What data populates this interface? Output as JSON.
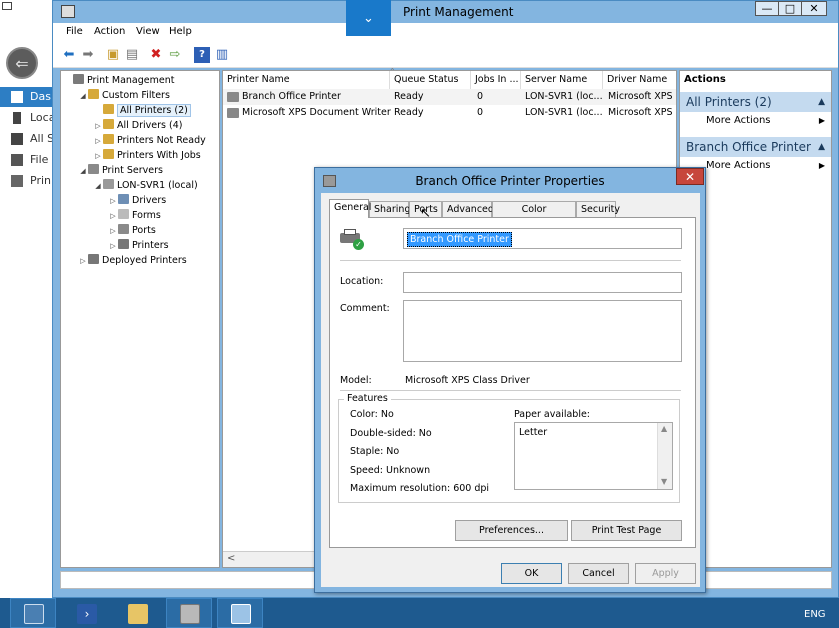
{
  "server_manager": {
    "sidebar": [
      {
        "label": "Das",
        "icon": "dashboard-icon",
        "active": true
      },
      {
        "label": "Loca",
        "icon": "local-server-icon",
        "active": false
      },
      {
        "label": "All S",
        "icon": "all-servers-icon",
        "active": false
      },
      {
        "label": "File",
        "icon": "file-services-icon",
        "active": false
      },
      {
        "label": "Prin",
        "icon": "print-services-icon",
        "active": false
      }
    ]
  },
  "mmc": {
    "title": "Print Management",
    "title_visible": "Print Management",
    "menu": [
      "File",
      "Action",
      "View",
      "Help"
    ],
    "window_buttons": {
      "minimize": "—",
      "maximize": "□",
      "close": "✕"
    },
    "tree": [
      {
        "label": "Print Management",
        "level": 0,
        "expander": "",
        "icon": "print-management-icon"
      },
      {
        "label": "Custom Filters",
        "level": 1,
        "expander": "◢",
        "icon": "filter-folder-icon"
      },
      {
        "label": "All Printers (2)",
        "level": 2,
        "expander": "",
        "icon": "filter-icon",
        "selected": true
      },
      {
        "label": "All Drivers (4)",
        "level": 2,
        "expander": "▷",
        "icon": "filter-icon"
      },
      {
        "label": "Printers Not Ready",
        "level": 2,
        "expander": "▷",
        "icon": "filter-icon"
      },
      {
        "label": "Printers With Jobs",
        "level": 2,
        "expander": "▷",
        "icon": "filter-icon"
      },
      {
        "label": "Print Servers",
        "level": 1,
        "expander": "◢",
        "icon": "servers-icon"
      },
      {
        "label": "LON-SVR1 (local)",
        "level": 2,
        "expander": "◢",
        "icon": "server-icon"
      },
      {
        "label": "Drivers",
        "level": 3,
        "expander": "▷",
        "icon": "drivers-icon"
      },
      {
        "label": "Forms",
        "level": 3,
        "expander": "▷",
        "icon": "forms-icon"
      },
      {
        "label": "Ports",
        "level": 3,
        "expander": "▷",
        "icon": "ports-icon"
      },
      {
        "label": "Printers",
        "level": 3,
        "expander": "▷",
        "icon": "printers-icon"
      },
      {
        "label": "Deployed Printers",
        "level": 1,
        "expander": "▷",
        "icon": "deployed-printers-icon"
      }
    ],
    "list": {
      "columns": [
        "Printer Name",
        "Queue Status",
        "Jobs In ...",
        "Server Name",
        "Driver Name"
      ],
      "rows": [
        [
          "Branch Office Printer",
          "Ready",
          "0",
          "LON-SVR1 (loc...",
          "Microsoft XPS C"
        ],
        [
          "Microsoft XPS Document Writer",
          "Ready",
          "0",
          "LON-SVR1 (loc...",
          "Microsoft XPS D"
        ]
      ],
      "scroll_left": "<"
    },
    "actions": {
      "header": "Actions",
      "sections": [
        {
          "title": "All Printers (2)",
          "items": [
            "More Actions"
          ]
        },
        {
          "title": "Branch Office Printer",
          "items": [
            "More Actions"
          ]
        }
      ]
    }
  },
  "dialog": {
    "title": "Branch Office Printer Properties",
    "close": "✕",
    "tabs": [
      "General",
      "Sharing",
      "Ports",
      "Advanced",
      "Color Management",
      "Security"
    ],
    "active_tab": "General",
    "printer_name": "Branch Office Printer",
    "location_label": "Location:",
    "location_value": "",
    "comment_label": "Comment:",
    "comment_value": "",
    "model_label": "Model:",
    "model_value": "Microsoft XPS Class Driver",
    "features_label": "Features",
    "features": {
      "color": "Color: No",
      "double_sided": "Double-sided: No",
      "staple": "Staple: No",
      "speed": "Speed: Unknown",
      "max_resolution": "Maximum resolution: 600 dpi"
    },
    "paper_label": "Paper available:",
    "paper_options": [
      "Letter"
    ],
    "buttons": {
      "preferences": "Preferences...",
      "print_test_page": "Print Test Page",
      "ok": "OK",
      "cancel": "Cancel",
      "apply": "Apply"
    }
  },
  "taskbar": {
    "items": [
      "server-manager-icon",
      "powershell-icon",
      "file-explorer-icon",
      "print-management-icon",
      "control-panel-icon"
    ],
    "language": "ENG"
  },
  "dropdown_tab": "⌄"
}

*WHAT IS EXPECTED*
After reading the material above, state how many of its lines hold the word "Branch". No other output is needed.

*RESULT FOR THIS TASK*
4